This backlash results in the announcement by Jesus of new spiritual ties, or a redefinition of what it means to relate rightly to God. Those who hear and embrace Christ’s message by faith are part of God’s family. All others, no matter how religious or sincere, are excluded from knowing or pleasing God.
Use the following questions to help review the application of God’s Word to our Head (What does God want me to know?), to our Heart (What does God want me to desire/value?), and to our Hands (What does God want me to do?)
Looking back at Andy’s message, is there anything that especially resonated or challenged you?
Jesus referred to the Scriptures when responding to the Pharisees’ accusation that He and His disciples were violating the Sabbath. He compared them to the priests who “profane the Sabbath, and are blameless.” How did the priests profane the Sabbath? (See Numbers 28:9-10.)
Twice Jesus said to the Pharisees, “Have you not read...” How does this emphasize the importance of knowing what the Bible says and how it applies to your life’s circumstances?
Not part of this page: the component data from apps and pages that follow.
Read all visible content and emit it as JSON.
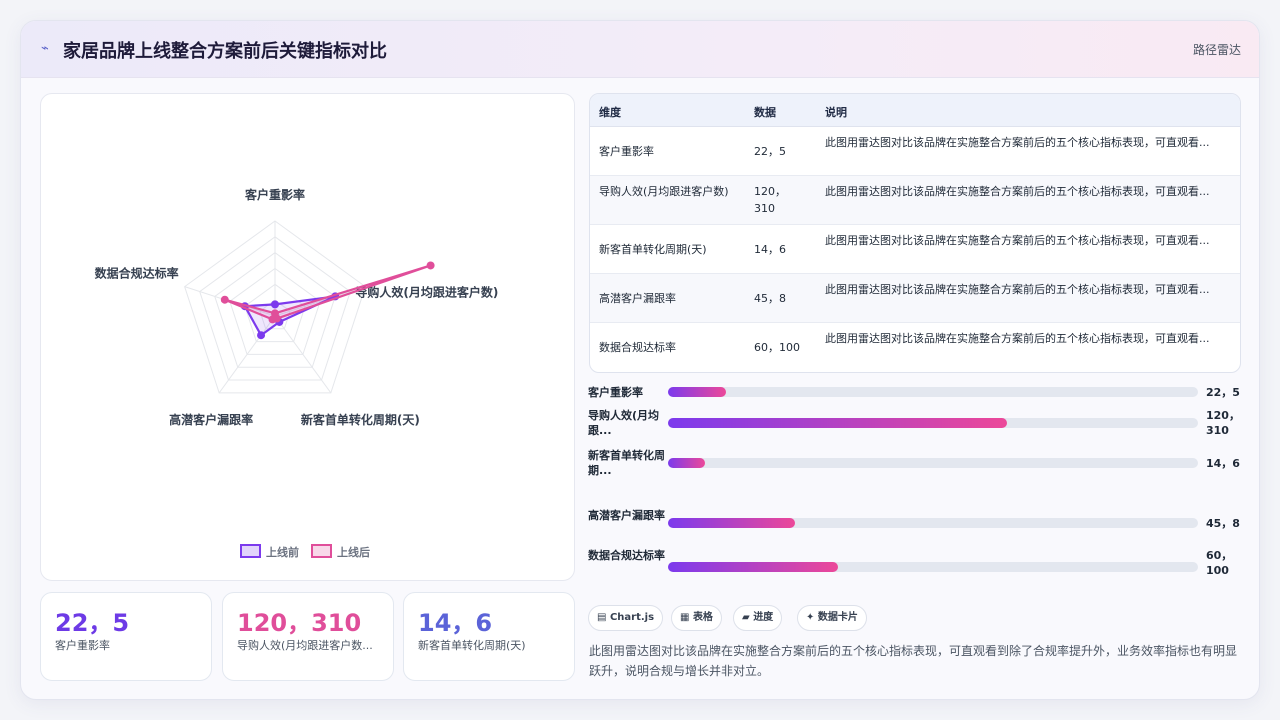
{
  "header": {
    "icon": "chart-line-icon",
    "icon_glyph": "⌁",
    "title": "家居品牌上线整合方案前后关键指标对比",
    "badge": "路径雷达"
  },
  "chart_data": {
    "type": "radar",
    "categories": [
      "客户重影率",
      "导购人效(月均跟进客户数)",
      "新客首单转化周期(天)",
      "高潜客户漏跟率",
      "数据合规达标率"
    ],
    "series": [
      {
        "name": "上线前",
        "values": [
          22,
          120,
          14,
          45,
          60
        ],
        "color": "#7c3aed"
      },
      {
        "name": "上线后",
        "values": [
          5,
          310,
          6,
          8,
          100
        ],
        "color": "#e04e9a"
      }
    ],
    "rlim": [
      0,
      180
    ],
    "grid": true,
    "legend_position": "bottom"
  },
  "stats": [
    {
      "value": "22，5",
      "label": "客户重影率",
      "color": "#6d3ae6"
    },
    {
      "value": "120，310",
      "label": "导购人效(月均跟进客户数...",
      "color": "#e04e9a"
    },
    {
      "value": "14，6",
      "label": "新客首单转化周期(天)",
      "color": "#5b63d8"
    }
  ],
  "table": {
    "headers": [
      "维度",
      "数据",
      "说明"
    ],
    "rows": [
      {
        "dim": "客户重影率",
        "data": "22，5",
        "desc": "此图用雷达图对比该品牌在实施整合方案前后的五个核心指标表现，可直观看..."
      },
      {
        "dim": "导购人效(月均跟进客户数)",
        "data": "120，310",
        "desc": "此图用雷达图对比该品牌在实施整合方案前后的五个核心指标表现，可直观看..."
      },
      {
        "dim": "新客首单转化周期(天)",
        "data": "14，6",
        "desc": "此图用雷达图对比该品牌在实施整合方案前后的五个核心指标表现，可直观看..."
      },
      {
        "dim": "高潜客户漏跟率",
        "data": "45，8",
        "desc": "此图用雷达图对比该品牌在实施整合方案前后的五个核心指标表现，可直观看..."
      },
      {
        "dim": "数据合规达标率",
        "data": "60，100",
        "desc": "此图用雷达图对比该品牌在实施整合方案前后的五个核心指标表现，可直观看..."
      }
    ]
  },
  "bars": [
    {
      "label": "客户重影率",
      "value": "22，5",
      "fraction": 0.11
    },
    {
      "label": "导购人效(月均跟...",
      "value": "120，310",
      "fraction": 0.64
    },
    {
      "label": "新客首单转化周期...",
      "value": "14，6",
      "fraction": 0.07
    },
    {
      "label": "高潜客户漏跟率",
      "value": "45，8",
      "fraction": 0.24
    },
    {
      "label": "数据合规达标率",
      "value": "60，100",
      "fraction": 0.32
    }
  ],
  "chips": [
    {
      "icon": "chart-icon",
      "glyph": "▤",
      "label": "Chart.js"
    },
    {
      "icon": "table-icon",
      "glyph": "▦",
      "label": "表格"
    },
    {
      "icon": "progress-icon",
      "glyph": "▰",
      "label": "进度"
    },
    {
      "icon": "sparkle-icon",
      "glyph": "✦",
      "label": "数据卡片"
    }
  ],
  "description": "此图用雷达图对比该品牌在实施整合方案前后的五个核心指标表现，可直观看到除了合规率提升外，业务效率指标也有明显跃升，说明合规与增长并非对立。"
}
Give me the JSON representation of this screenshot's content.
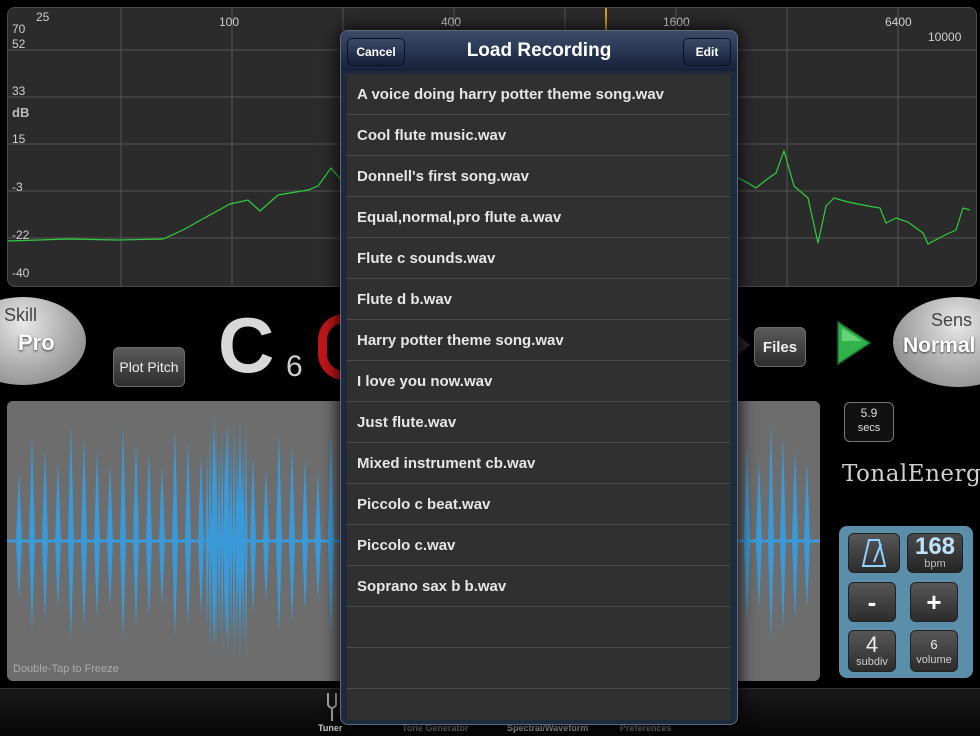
{
  "spectrum": {
    "x_ticks": [
      "25",
      "100",
      "400",
      "1600",
      "6400",
      "10000"
    ],
    "y_ticks": [
      "70",
      "52",
      "33",
      "15",
      "-3",
      "-22",
      "-40"
    ],
    "y_unit": "dB"
  },
  "skill": {
    "title": "Skill",
    "value": "Pro"
  },
  "sens": {
    "title": "Sens",
    "value": "Normal"
  },
  "plot_pitch_label": "Plot Pitch",
  "note": {
    "letter": "C",
    "octave": "6"
  },
  "files_label": "Files",
  "record_time": {
    "value": "5.9",
    "unit": "secs"
  },
  "brand": "TonalEnergy",
  "waveform_hint": "Double-Tap to Freeze",
  "metronome": {
    "bpm": "168",
    "bpm_unit": "bpm",
    "minus": "-",
    "plus": "+",
    "subdiv": "4",
    "subdiv_label": "subdiv",
    "volume": "6",
    "volume_label": "volume"
  },
  "modal": {
    "title": "Load Recording",
    "cancel_label": "Cancel",
    "edit_label": "Edit",
    "recordings": [
      "A voice doing harry potter theme song.wav",
      "Cool flute music.wav",
      "Donnell's first song.wav",
      "Equal,normal,pro flute a.wav",
      "Flute c sounds.wav",
      "Flute d b.wav",
      "Harry potter theme song.wav",
      "I love you now.wav",
      "Just flute.wav",
      "Mixed instrument cb.wav",
      "Piccolo c beat.wav",
      "Piccolo c.wav",
      "Soprano sax b b.wav"
    ]
  },
  "tabs": [
    "Tuner",
    "Tone Generator",
    "Spectral/Waveform",
    "Preferences"
  ],
  "colors": {
    "spectrum_line": "#2ecc40",
    "waveform": "#3a9ad9",
    "accent_orange": "#d4a017",
    "play_green": "#2fb34a"
  }
}
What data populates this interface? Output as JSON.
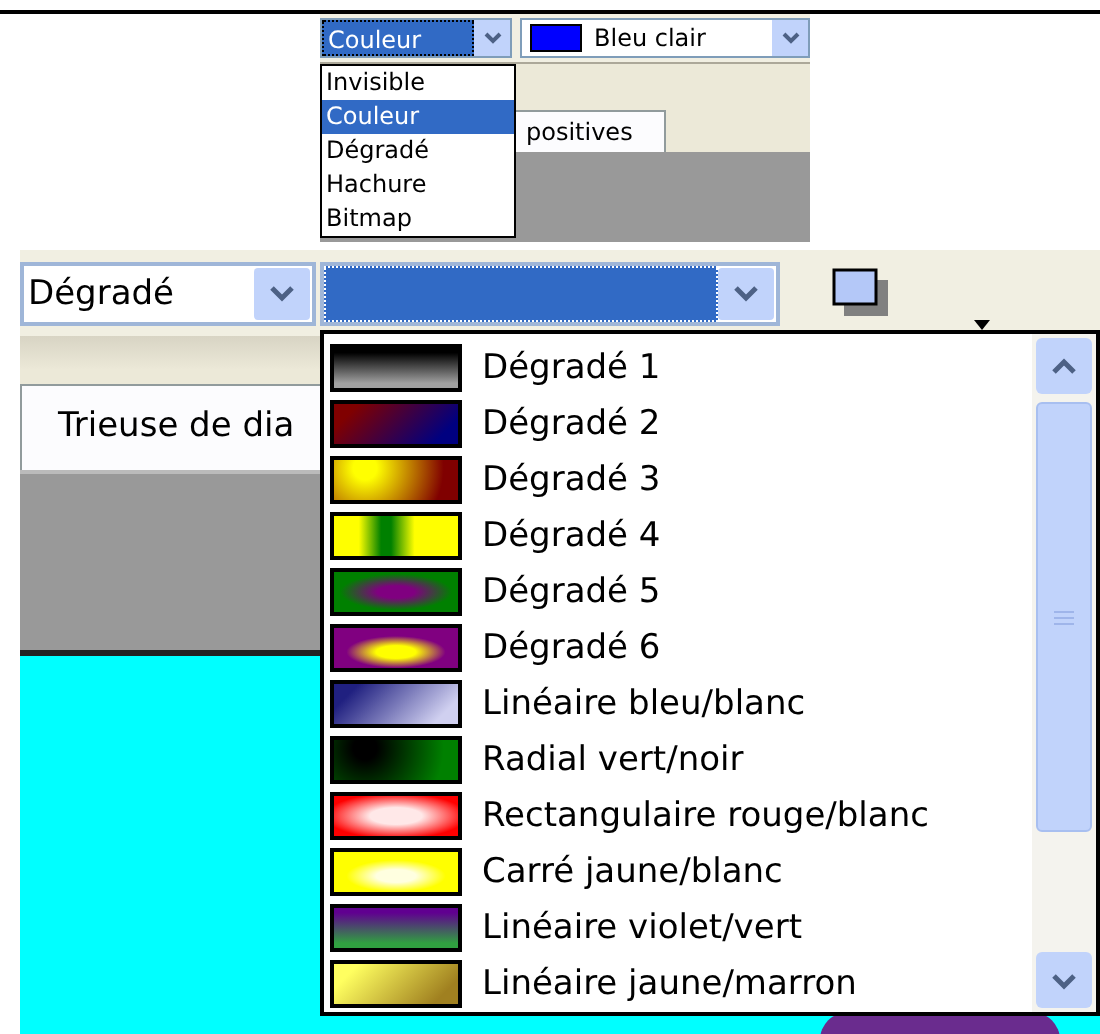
{
  "top_panel": {
    "fill_type_combo": {
      "value": "Couleur"
    },
    "color_combo": {
      "value": "Bleu clair",
      "color": "#0000ff"
    },
    "tab": {
      "label": "positives"
    },
    "fill_type_list": [
      {
        "label": "Invisible",
        "selected": false
      },
      {
        "label": "Couleur",
        "selected": true
      },
      {
        "label": "Dégradé",
        "selected": false
      },
      {
        "label": "Hachure",
        "selected": false
      },
      {
        "label": "Bitmap",
        "selected": false
      }
    ]
  },
  "bottom_panel": {
    "fill_type_combo": {
      "value": "Dégradé"
    },
    "tab": {
      "label": "Trieuse de dia"
    },
    "gradient_list": [
      {
        "label": "Dégradé 1",
        "kind": "vertical",
        "stops": [
          {
            "color": "#000000"
          },
          {
            "color": "#a0a0a0"
          }
        ]
      },
      {
        "label": "Dégradé 2",
        "kind": "diagonal",
        "stops": [
          {
            "color": "#800000"
          },
          {
            "color": "#000080"
          }
        ]
      },
      {
        "label": "Dégradé 3",
        "kind": "radial",
        "stops": [
          {
            "color": "#ffff00"
          },
          {
            "color": "#800000"
          }
        ]
      },
      {
        "label": "Dégradé 4",
        "kind": "axial",
        "stops": [
          {
            "color": "#008000"
          },
          {
            "color": "#ffff00"
          }
        ]
      },
      {
        "label": "Dégradé 5",
        "kind": "ellipse",
        "stops": [
          {
            "color": "#800080"
          },
          {
            "color": "#008000"
          }
        ]
      },
      {
        "label": "Dégradé 6",
        "kind": "square",
        "stops": [
          {
            "color": "#ffff00"
          },
          {
            "color": "#800080"
          }
        ]
      },
      {
        "label": "Linéaire bleu/blanc",
        "kind": "diagonal",
        "stops": [
          {
            "color": "#202080"
          },
          {
            "color": "#d0d0f0"
          }
        ]
      },
      {
        "label": "Radial vert/noir",
        "kind": "radial",
        "stops": [
          {
            "color": "#000000"
          },
          {
            "color": "#008000"
          }
        ]
      },
      {
        "label": "Rectangulaire rouge/blanc",
        "kind": "rectangle",
        "stops": [
          {
            "color": "#ffe8e8"
          },
          {
            "color": "#ff0000"
          }
        ]
      },
      {
        "label": "Carré jaune/blanc",
        "kind": "square",
        "stops": [
          {
            "color": "#ffffe0"
          },
          {
            "color": "#ffff00"
          }
        ]
      },
      {
        "label": "Linéaire violet/vert",
        "kind": "vertical",
        "stops": [
          {
            "color": "#600090"
          },
          {
            "color": "#30a040"
          }
        ]
      },
      {
        "label": "Linéaire jaune/marron",
        "kind": "diagonal",
        "stops": [
          {
            "color": "#ffff60"
          },
          {
            "color": "#a08020"
          }
        ]
      }
    ]
  }
}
What does Jesus say the Son of Man is Lord over? Read Hebrews 4 to discover how true rest is found in Him—how Jesus is the Sabbath that we all seek.
What do you think the Pharisee's response would be to the statement that something greater than the temple is here?
Why do you think Jesus includes in here the quote from Hosea 6:6 that He desired mercy, not sacrifice. If the Pharisees had followed this teaching, what would they not have done?
What value did Jesus put on a person? How did He show that?
If you had to summarize what Matthew teaches in these verses, what would the main points be?
There are probably a number of applications from these verses, here are a few to consider:
1. Commitment to the authority of Christ.
2. Avoidance of legalism. Legalism is not simply keeping laws, but is a self-righteous attitude. Now be careful here, obeying Scripture is not legalism. God demands it. But that is not what we mean here by self-righteous legalism. How would you define the difference?
3. Doing acts of mercy. People should be looking for objects of mercy, not objects to criticize. If they were busy with that, the Church would be a much better place.
And, the guideline here seems to say it would be better to “err” on the side of mercy, not self-righteous legalism.